Following the success of the previous webinars in 2020 (1st webinar) and 2021 (2nd webinar), this is the 3rd webinar in the China’s electric power sector transformation webinar series co-hosted by the IEA, the China Electric Power Planning & Engineering Institute (EPPEI), the Royal Danish Embassy in Beijing and Danish Energy Agency (DEA) and Deutsche Gesellschaft für Internationale Zusammenarbeit (GIZ) GmbH, with support from the European Commission.
The main objective of the webinar series is to provide targeted audiences with insights into China’s electric power sector transition by exploring pathways and solutions that have triggered interest and debate in the energy sector in China recently. The webinar intends to throw light by introducing successful cases and lessons learned internationally with input from international and Chinese experts.
The focus of this 3rd webinar is on options to make efficient use of the technologies and assets deployed across the Chinese power system, and in promoting investments into clean resources that support the electricity security.
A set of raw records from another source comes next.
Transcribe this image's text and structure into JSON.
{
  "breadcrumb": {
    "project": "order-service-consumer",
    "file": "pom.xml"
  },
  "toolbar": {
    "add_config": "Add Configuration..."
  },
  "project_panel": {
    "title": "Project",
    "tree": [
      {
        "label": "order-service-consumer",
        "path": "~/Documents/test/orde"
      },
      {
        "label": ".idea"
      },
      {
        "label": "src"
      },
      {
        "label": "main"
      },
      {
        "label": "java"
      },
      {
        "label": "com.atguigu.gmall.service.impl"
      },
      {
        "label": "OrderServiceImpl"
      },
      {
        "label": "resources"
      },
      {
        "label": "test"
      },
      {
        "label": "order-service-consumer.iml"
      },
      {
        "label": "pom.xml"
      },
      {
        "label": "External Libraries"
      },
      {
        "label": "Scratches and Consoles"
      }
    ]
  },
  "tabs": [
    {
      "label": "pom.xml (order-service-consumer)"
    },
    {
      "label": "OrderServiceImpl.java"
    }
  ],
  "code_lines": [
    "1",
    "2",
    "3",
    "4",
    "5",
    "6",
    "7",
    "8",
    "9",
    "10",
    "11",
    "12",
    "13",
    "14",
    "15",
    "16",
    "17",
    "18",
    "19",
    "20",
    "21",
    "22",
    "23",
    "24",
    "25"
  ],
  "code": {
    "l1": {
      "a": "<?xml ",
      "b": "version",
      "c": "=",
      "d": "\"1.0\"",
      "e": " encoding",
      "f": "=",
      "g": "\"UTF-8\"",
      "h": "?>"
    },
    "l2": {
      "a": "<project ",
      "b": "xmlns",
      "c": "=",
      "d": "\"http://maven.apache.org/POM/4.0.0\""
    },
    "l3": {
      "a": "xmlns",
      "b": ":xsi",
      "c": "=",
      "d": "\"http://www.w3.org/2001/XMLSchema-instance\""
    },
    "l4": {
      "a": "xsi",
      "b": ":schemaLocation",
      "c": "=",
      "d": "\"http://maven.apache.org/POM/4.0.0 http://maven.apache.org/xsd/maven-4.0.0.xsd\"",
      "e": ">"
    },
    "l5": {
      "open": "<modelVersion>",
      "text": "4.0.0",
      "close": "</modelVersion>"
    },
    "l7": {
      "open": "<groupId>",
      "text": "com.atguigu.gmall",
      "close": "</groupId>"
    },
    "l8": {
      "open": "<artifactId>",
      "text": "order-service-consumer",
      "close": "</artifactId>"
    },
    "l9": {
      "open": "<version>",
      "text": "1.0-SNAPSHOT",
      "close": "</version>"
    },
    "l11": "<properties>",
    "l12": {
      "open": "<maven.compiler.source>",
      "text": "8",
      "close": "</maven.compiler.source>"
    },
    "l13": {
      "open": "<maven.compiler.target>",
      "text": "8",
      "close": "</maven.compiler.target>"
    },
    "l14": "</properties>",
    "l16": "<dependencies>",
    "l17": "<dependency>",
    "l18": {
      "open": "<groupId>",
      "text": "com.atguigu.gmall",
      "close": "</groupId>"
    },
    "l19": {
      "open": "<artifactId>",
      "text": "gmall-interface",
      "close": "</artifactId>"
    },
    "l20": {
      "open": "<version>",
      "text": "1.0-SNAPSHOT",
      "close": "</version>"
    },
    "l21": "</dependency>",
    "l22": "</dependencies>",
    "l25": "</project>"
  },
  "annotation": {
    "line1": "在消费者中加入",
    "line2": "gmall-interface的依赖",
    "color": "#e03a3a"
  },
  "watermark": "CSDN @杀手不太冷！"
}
Of particular importance is the recent guidance to move towards a unified system of power markets, expressed through the Opinions of the Central Committee of the Communist Party and State Council in March, and later reinforced by the State Council’s high-level document in April.
The webinar is articulated around the following high-level questions:
- What are the key components of electricity security throughout the transition, amid the growing uncertainties on international markets?
- How is flexibility ensured in a system with a high share of variable renewables, like wind and solar power?
- How will power markets enable a secure, clean energy transition?
- What are the options for implementing a unified system of power markets?
- How is carbon pricing supporting a secure, clean energy transition?
The IEA’s role as a [co-]organiser of this event is facilitated through IEA’s Clean Energy Transitions in Emerging Economies programme, which has received funding from the European Union’s Horizon 2020 research and innovation programme under grant agreement No 952363.
- Power markets and energy security
- Taking stock of the latest policy developments in China’s power sector
- Emissions Trading System (ETS) and power markets reform
- Flexibility throughout the clean energy transitions
- Remarks from the Moderated panel “How will a unified system of power markets contribute to clean, secure and affordable electricity?”